This photo of Annapolis Valley is courtesy of TripAdvisor
I do love to fly! In a little Cessna it’s even more thrilling. During the flight I found that I was nervous and excited, more excited than nervous, and not the least bit afraid. You might argue that being nervous is fear, but for me it was just concern about whether I’d remember what to do. As it turned out, I didn’t remember everything and I survived anyway. :)
Nearing jump time we were securely clipped together, newbies in front of and to our jumpmasters, and at the right elevation the first couple rolled forward out the door and disappeared. We followed. It was astounding! Strangely, I think that was my favourite part of the jump. No fear. It was not terrifying in the smallest way, just plunging out into wide open air space and rolling two or three times in midair. Oh. My. Goodness. Now I can hardly believe I DID IT!
The freefall was so fast, dropping for about 40 seconds before the ‘chute was released. I found the freefall to be very loud with the air beating against us as we plummeted (as one daughter on the ground called it) toward the earth. I had no bearings and found the straps uncomfortably tight – but that’s a good thing, really. It was when the parachute was released that the discomfort hit me. The tight straps, the feeling of motion sickness, the problems I had because of not remembering to keep myself positioned correctly, all took away from what was otherwise an amazing experience. Yet, I don’t regret it. Not at all. And most people aren’t affected the way I was; my daughter wasn’t.
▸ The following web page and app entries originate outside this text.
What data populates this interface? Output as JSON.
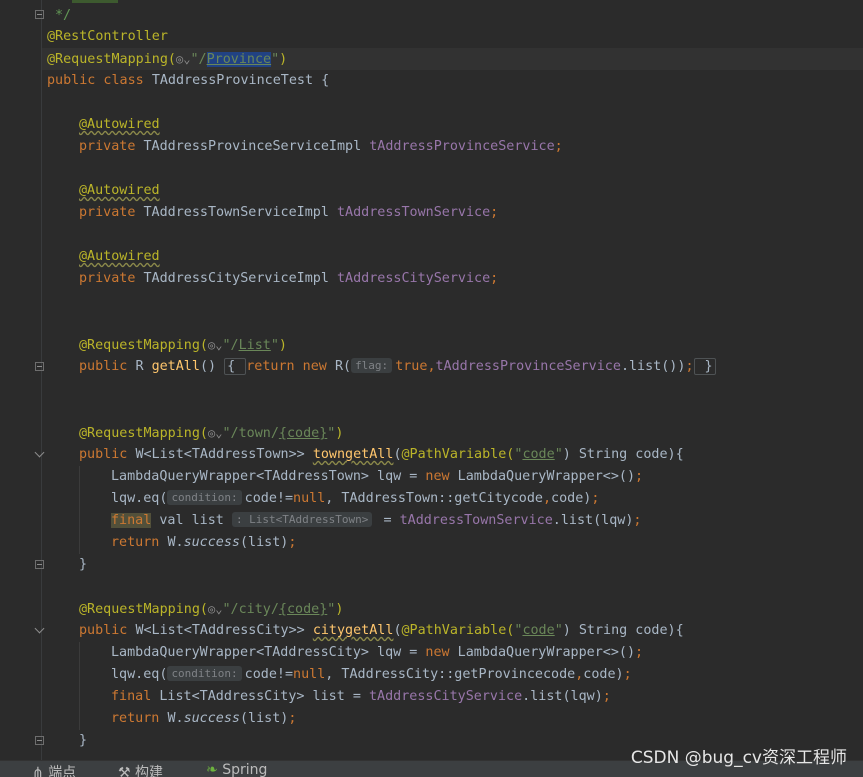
{
  "editor": {
    "lines": {
      "l00": "*/",
      "l01_ann": "@RestController",
      "l02_ann": "@RequestMapping(",
      "l02_str_open": "\"/",
      "l02_url": "Province",
      "l02_str_close": "\"",
      "l02_end": ")",
      "l03_kw": "public class ",
      "l03_rest": "TAddressProvinceTest {",
      "l05_ann": "@Autowired",
      "l06_kw": "private ",
      "l06_type": "TAddressProvinceServiceImpl ",
      "l06_fld": "tAddressProvinceService",
      "l06_semi": ";",
      "l08_ann": "@Autowired",
      "l09_kw": "private ",
      "l09_type": "TAddressTownServiceImpl ",
      "l09_fld": "tAddressTownService",
      "l09_semi": ";",
      "l11_ann": "@Autowired",
      "l12_kw": "private ",
      "l12_type": "TAddressCityServiceImpl ",
      "l12_fld": "tAddressCityService",
      "l12_semi": ";",
      "l15_ann": "@RequestMapping(",
      "l15_str_open": "\"/",
      "l15_url": "List",
      "l15_str_close": "\"",
      "l15_end": ")",
      "l16_kw": "public ",
      "l16_type": "R ",
      "l16_fn": "getAll",
      "l16_paren": "() ",
      "l16_open": "{ ",
      "l16_kw2": "return new ",
      "l16_r": "R(",
      "l16_hint": "flag:",
      "l16_true": "true",
      "l16_comma": ",",
      "l16_fld": "tAddressProvinceService",
      "l16_call": ".list())",
      "l16_semi": ";",
      "l16_close": " }",
      "l19_ann": "@RequestMapping(",
      "l19_str_open": "\"/town/",
      "l19_url": "{code}",
      "l19_str_close": "\"",
      "l19_end": ")",
      "l20_kw": "public ",
      "l20_type": "W<List<TAddressTown>> ",
      "l20_fn": "towngetAll",
      "l20_p1": "(",
      "l20_ann": "@PathVariable(",
      "l20_str_open": "\"",
      "l20_str_url": "code",
      "l20_str_close": "\"",
      "l20_rest": ") String code){",
      "l21_a": "LambdaQueryWrapper<TAddressTown> lqw = ",
      "l21_kw": "new ",
      "l21_b": "LambdaQueryWrapper<>()",
      "l21_semi": ";",
      "l22_a": "lqw.eq(",
      "l22_hint": "condition:",
      "l22_b": "code!=",
      "l22_kw": "null",
      "l22_c": ", TAddressTown::getCitycode",
      "l22_comma": ",",
      "l22_d": "code)",
      "l22_semi": ";",
      "l23_kw1": "final",
      "l23_kw2": " val ",
      "l23_a": "list ",
      "l23_hint": ": List<TAddressTown>",
      "l23_b": " = ",
      "l23_fld": "tAddressTownService",
      "l23_c": ".list(lqw)",
      "l23_semi": ";",
      "l24_kw": "return ",
      "l24_a": "W.",
      "l24_it": "success",
      "l24_b": "(list)",
      "l24_semi": ";",
      "l25": "}",
      "l27_ann": "@RequestMapping(",
      "l27_str_open": "\"/city/",
      "l27_url": "{code}",
      "l27_str_close": "\"",
      "l27_end": ")",
      "l28_kw": "public ",
      "l28_type": "W<List<TAddressCity>> ",
      "l28_fn": "citygetAll",
      "l28_p1": "(",
      "l28_ann": "@PathVariable(",
      "l28_str_open": "\"",
      "l28_str_url": "code",
      "l28_str_close": "\"",
      "l28_rest": ") String code){",
      "l29_a": "LambdaQueryWrapper<TAddressCity> lqw = ",
      "l29_kw": "new ",
      "l29_b": "LambdaQueryWrapper<>()",
      "l29_semi": ";",
      "l30_a": "lqw.eq(",
      "l30_hint": "condition:",
      "l30_b": "code!=",
      "l30_kw": "null",
      "l30_c": ", TAddressCity::getProvincecode",
      "l30_comma": ",",
      "l30_d": "code)",
      "l30_semi": ";",
      "l31_kw": "final ",
      "l31_a": "List<TAddressCity> list = ",
      "l31_fld": "tAddressCityService",
      "l31_b": ".list(lqw)",
      "l31_semi": ";",
      "l32_kw": "return ",
      "l32_a": "W.",
      "l32_it": "success",
      "l32_b": "(list)",
      "l32_semi": ";",
      "l33": "}"
    },
    "globe_icon": "globe-icon",
    "colors": {
      "background": "#2b2b2b",
      "keyword": "#cc7832",
      "annotation": "#bbb529",
      "string": "#6a8759",
      "field": "#9876aa",
      "method": "#ffc66d",
      "plain": "#a9b7c6"
    }
  },
  "statusbar": {
    "endpoints_label": "端点",
    "build_label": "构建",
    "spring_label": "Spring"
  },
  "watermark": "CSDN @bug_cv资深工程师"
}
The view is amazing from up there. What I noticed was the difference in air temperature; the closer we got to the ground the warmer the air became. A bonus for me is that as we neared our landing my jumpmaster surprised me by giving me temporary control of the steering! Pulling the left cord moved us left, pulling the right one … you guessed it … steered us right. Then he took over to guide us safely into our landing.
In the above photo look for the two colourful dots, the bottom orange one is my daughter’s parachute, the top tri-coloured one is mine.
Here’s a closer view of my descent:
It seemed quite awhile, but was not long at all, before I could make sense of what was beneath us. I could see the landing strip, my family standing watching and taking pictures, and the ground getting closer quickly. My daughter landed neatly with us coming in moments after, landing beside them. It was a thrill to be able to do that, and she was immediately determined it would not be her only jump. :)
Moving in for a happy hug.
As you can see above, the clouds were filling in more of the sky after we landed, which made me glad we jumped when we did. Before we left for home we each were given a First Jump certificate as proof and recognition of our accomplishment. :)
And how do I feel about the experience? I can say “I did it!” I won’t solo, although I might tandem jump a second time; right now I’m not sure. It was exciting. It was something I have wanted to do for several years, even though most people think I’m crazy even to have considered it. That’s okay. I DID IT. And I’m glad I did. I know what to expect now so a second jump should be even better.
Oh, and why do I dread seeing the video? Well, it was a close-up of my less-than-enthusiastic facial expressions as I was trying to take in everything while feeling a little queasy, and it’s not pretty when the wind forces hard against one’s face. Yes, I know … vanity. (smile) I was told the first jump is an experience of all that’s happening, and that’s true enough; the second and later jumps are when one can enjoy the experience more fully and be able to appreciate it better. Maybe so. Perhaps one day I will test that theory.
I doubt I would ever discourage anyone from tandem skydiving. What I would do is urge them to relax and remember to do all that is instructed. It will make it much more fun. It’s an amazing experience! I am so glad I DID IT!
Have you ever skydived? What crazy adventure have you done that you would love to do again, or why would you never repeat it?
Thanks for reading, and … Creative Musings! :)